Steve can’t catch his breath.

 

“…Steve?”

 

He can’t breathe.

 

Billy’s been—he’s hurt so—and he still showed up—

 

“Steve!” Billy barks. It gets Steve’s eyes dragging from his torso to his face. Blue eyes big, all concern above raised hands. Like Steve is some kind of spooked animal he has to calm. “Steve, you gotta breathe.”

 

“I—you—I didn’t—Billy, I—”

 

Steve can’t breathe. He falls back on his haunches, then his ass. He feels shaky. Unsteady. When he pushes himself up, the farthest he gets is a couple inches from the floor before he’s back to sitting.

 

Everything is spinning.

 

Billy is a circular blur of gold and red and tan and Steve feels like he’s the one about to be sick.

 

“Count with me,” Billy is saying. “Count, okay? One, two, three, four, inhale.” Steve inhales, shaky and jerky. “Exhale, five, six, seven, eight…good. Do it again, asshole.”

 

Steve does, echoing Billy.

 

He does it again and again and again. Does it until he closes his eyes and there are hands on his neck and his face and he’s still shaky and then Billy isn’t counting anymore with him, but his mouth is pressed against his cheek like it’s another bit of practice. But it’s not. It’s not.

 

Steve blinks. The fog clears and it’s Billy in front of him on the floor. “You—get back on the couch.”

 

Billy shakes his head. “You okay?”

 

“I…I don’t know. Don’t know what that was.”

 

Billy’s mouth opens. Shuts.
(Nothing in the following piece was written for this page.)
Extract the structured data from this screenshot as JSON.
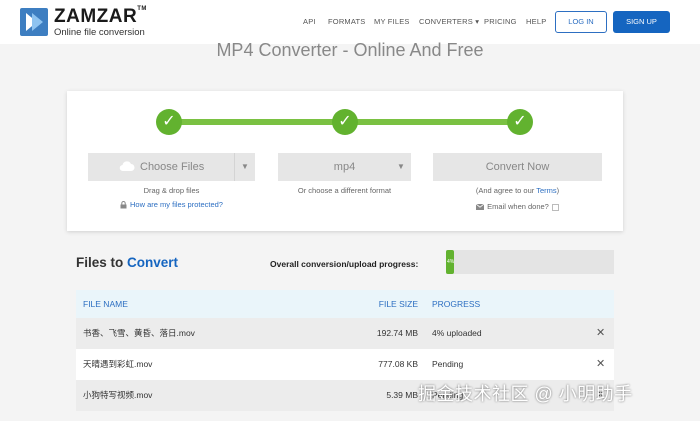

His thumbs rub circles against Steve’s cheeks.

 

“Panic attack, babe,” he murmurs, chasing the shakes from Steve’s skin with such easy touches. “You trying to kill me over here?”

 

“Why? I, no I—wait—tell me who did this to you. Billy this is so—so messed up.”

 

Billy’s voice, his face, give nothing away as he says, “My dad.”

 

Steve gags on nothing. Wretches for a second or two and he’s embarrassed, because like, what the fuck but Billy doesn’t go anywhere. Just keeps rubbing and rubbing and rubbing.

 

Steve meets his eyes.

 

“I’ll fucking kill him.”

 

And Billy laughs.

 

“Nice dream, birthday boy. Just…let’s watch a movie or something, yeah? Let me forget for a while before the morning comes.”

 

Steve is helpless but to do just that.

 

But first, he gets Billy one of his old shirts.

 

He sits on the floor by Billy’s head until it hits seven in the morning, listening to Billy’s breathing and his pained winces in sleep until a knock sounds on the front door.

 

It’s Hopper.